■ Extracted data
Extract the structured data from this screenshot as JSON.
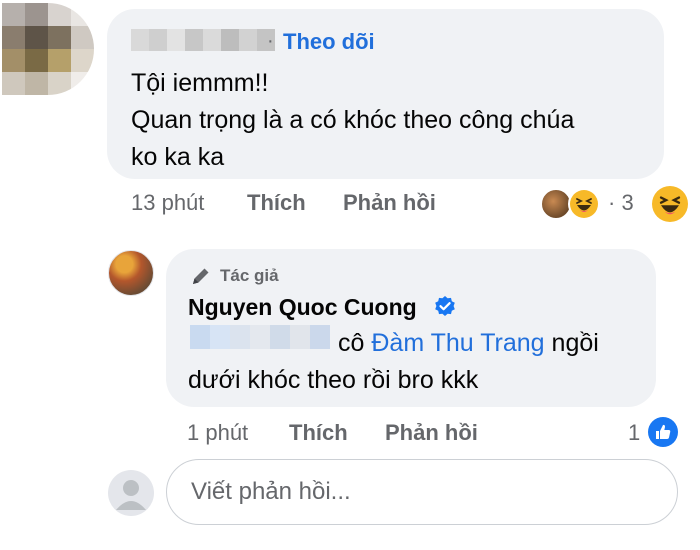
{
  "comment": {
    "follow_label": "Theo dõi",
    "separator": "·",
    "text_lines": [
      "Tội iemmm!!",
      "Quan trọng là a có khóc theo công chúa",
      "ko ka ka"
    ],
    "time": "13 phút",
    "like_label": "Thích",
    "reply_label": "Phản hồi",
    "reaction_count": "· 3",
    "reaction_icons": [
      "photo-reaction",
      "haha-icon",
      "haha-icon"
    ]
  },
  "reply": {
    "badge_label": "Tác giả",
    "author_name": "Nguyen Quoc Cuong",
    "verified_icon": "verified-check-icon",
    "text_prefix": "cô ",
    "tag_name": "Đàm Thu Trang",
    "text_suffix": " ngồi",
    "text_line2": "dưới khóc theo rồi bro kkk",
    "time": "1 phút",
    "like_label": "Thích",
    "reply_label": "Phản hồi",
    "reaction_count": "1",
    "reaction_icon": "like-icon"
  },
  "composer": {
    "placeholder": "Viết phản hồi..."
  },
  "colors": {
    "bubble": "#f0f2f5",
    "link_blue": "#216fdb",
    "secondary_text": "#65676b",
    "like_blue": "#1877f2",
    "haha_yellow": "#f7b928"
  }
}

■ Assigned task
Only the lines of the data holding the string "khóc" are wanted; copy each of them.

■ Exercise answer
      "Quan trọng là a có khóc theo công chúa",
    "text_line2": "dưới khóc theo rồi bro kkk",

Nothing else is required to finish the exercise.